Software Recycling in the SaaS world
Do you remember the good old days? When recycling software involved nothing more than removing a user’s name from an AD group and all was ok(ish) with the world? (That’s if recycling ever took place!) And while the compliance drive to “trim our IT sails” was echoed in the halls of IT best practice, the commercial impetus wasn’t as emotionally invested because purchases were made out of CAPEX funding. Throw into this heady mix, that projects and programs were/ are inherently CAPEX funded, and so one-time/ written-off purchases positioned our very best efforts in producing an Effective Licence Position (ELP) on a foundation of sand.
I’ve spent more than my fair share of time at a keyboard writing about SAM & ITAM, but the one phrase that I keep returning to is that “Change is the enemy”. Life would be so much easier for SAM & ITAM if the business wouldn’t keep making demands (of change) on our IT estate.
However, we live in a real-world and a couple of points we have to take on board are:
- IT exists to serve the business
- SAM/ ITAM exists to serve IT
So: if your point on the SAM/ ITAM maturity curve cannot account for the rate of change in your IT estate, then you need to climb that maturity curve until it can (Top tip for a business case seeking further funding/ resources etc.)
Returning to our misty-eyed view at the beginning of the article: Can your SAM solution accommodate the cloud?
First off, we need to examine what should take place:
What activities require us to recycle software?
- Joiners, Movers and Leavers (IT interacting with the HR lifecycle)
- Software Recycling (non-use of software after xx number of days)
- The standing up and standing down of development environments
I’m sure you can think of others – and as a sidebar; let’s highlight the subtle distinction between recycling and removal. While the act of uninstalling/ removing access to software is the same for both activities, removal implies that we are doing something more strategic – i.e. archiving the supporting entitlement, removing installation packages, updating the supported software catalog and generally informing the business that a particular software title is no longer on offer to our employees.

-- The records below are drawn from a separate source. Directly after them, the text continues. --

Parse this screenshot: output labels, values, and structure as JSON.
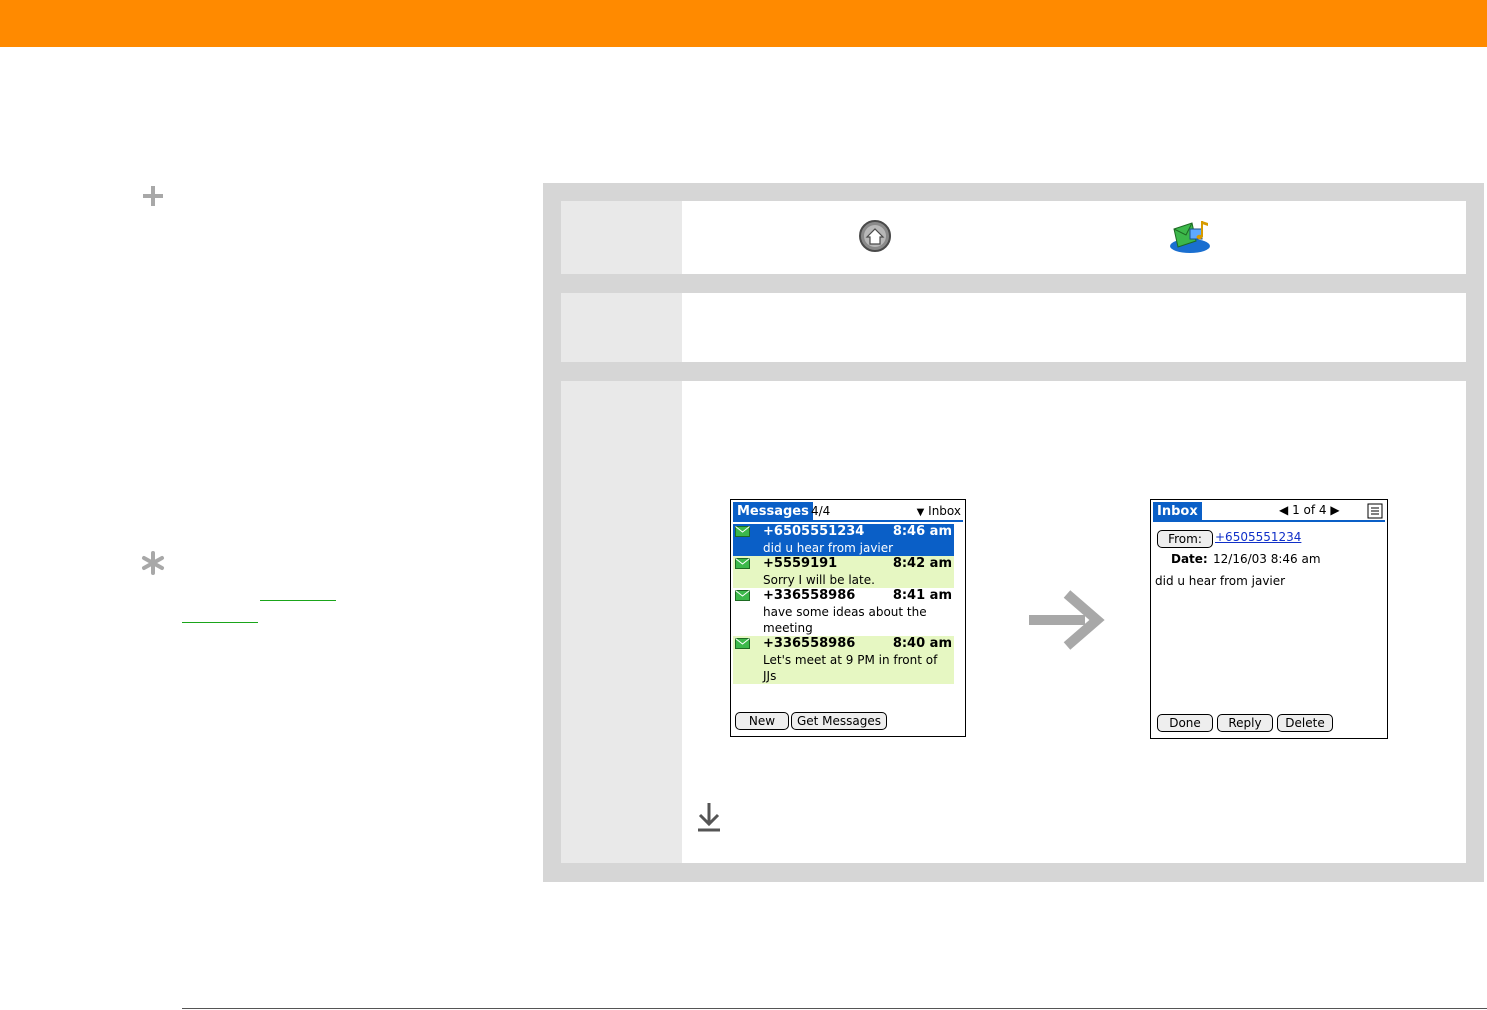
{
  "icons": {
    "tip": "plus-icon",
    "did_you_know": "asterisk-icon",
    "home": "home-icon",
    "app": "sms-app-icon",
    "transition": "arrow-right-icon",
    "done": "download-arrow-icon"
  },
  "colors": {
    "header_bar": "#ff8a00",
    "palm_accent": "#0a5fc7",
    "row_highlight": "#e6f7c2",
    "link": "#1aa51a"
  },
  "messages_screen": {
    "title": "Messages",
    "count": "4/4",
    "folder": "Inbox",
    "messages": [
      {
        "sender": "+6505551234",
        "time": "8:46 am",
        "preview": "did u hear from javier"
      },
      {
        "sender": "+5559191",
        "time": "8:42 am",
        "preview": "Sorry I will be late."
      },
      {
        "sender": "+336558986",
        "time": "8:41 am",
        "preview": "have some ideas about the meeting"
      },
      {
        "sender": "+336558986",
        "time": "8:40 am",
        "preview": "Let's meet at 9 PM in front of JJs"
      }
    ],
    "buttons": {
      "new": "New",
      "get_messages": "Get Messages"
    }
  },
  "detail_screen": {
    "title": "Inbox",
    "pager": "1 of 4",
    "from_label": "From:",
    "from_value": "+6505551234",
    "date_label": "Date:",
    "date_value": "12/16/03 8:46 am",
    "body": "did u hear from javier",
    "buttons": {
      "done": "Done",
      "reply": "Reply",
      "delete": "Delete"
    }
  }
}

When do those activities occur?
- When staff move jobs, or when they leave
- When non-use of software mandates that software is recycled
- When development instances are not required to be stood up
What triggers these activities?
- HR informs the IT department of a job change or a staff change
- We have an inventory system in place that informs IT of software non-use
- Developers tell us when they don’t need the software anymore (yeah, right!)
On-site software recycling can be automated – just be careful that if you have applications that protect against the integrity of configuration footprints, that one system doesn’t remove software for non-use, and then another one adds the software back on because a “critical” change has been detected after the recycling activity.
Where this can get tricky though, is the cloud. As mentioned before, in the good old days and as it is with Citrix, adding or removing users won’t be enough. This is great for access control, but as far as Microsoft or Salesforce are concerned the service on offer is still “available” – and perhaps just as importantly, still billable.
We need to turn off that financial “leaking tap” – not least because if someone comes into to replace the person that left, I can pretty much guarantee an ITIL-inspired/ feedforward IT provisioning system will be happy to raise replacement instances of services and software for a new staff member, without giving any thought to closing the former services/ cloud instances.
The particular issue at hand is that we could greatly benefit from a central repository/ control point from which recycling can occur. And this could be viewed as an “order qualifier” for any as-a-service title you choose: Can an as-a-service product interact with other SaaS management products to allow for a central recycling process? Some won’t.
A primary takeaway from this article should be that we are required to engage with our HR function – inventory systems will not know that staff have changed job roles or left the company altogether. You could do this via Service Management, or the responsibility could be placed within the handbook of line managers. There is no one right method as to how SAM is informed of such changes, the point is that they are told and can act on such information.
For those who have been operating in the ITAM space for any length of time, you’ll know that complexity comes with the territory. The trick with recycling is to conduct a cost-benefit analysis to arrive at the benefits that could come from automating recycling in the cloud:
How much change do you have to manage?
Are you being given the accurate data you need to make informed decisions?
What does that manual load look like?
Do you have the tools to achieve recycling?
About the Guest Blogger: Rory Canavan
With a technical background in business and systems analysis, Rory has a wide range of first-hand experience advising numerous companies and organisations on the best practices and principles pertaining to software and IT asset management. This experience has been gained in both military and civil organisations, including the Royal Navy, Compaq, HP and Flexera.
Rory is the CEO of SAM Charter, a Software Asset Management (SAM) consulting practice that is focused on recognising your primary business drivers and ensuring all IT assets are in sync with business strategy and operations. All SAM Charter services are ISO/IEC 19770-1:2017 aligned, reflecting IT industry best practices.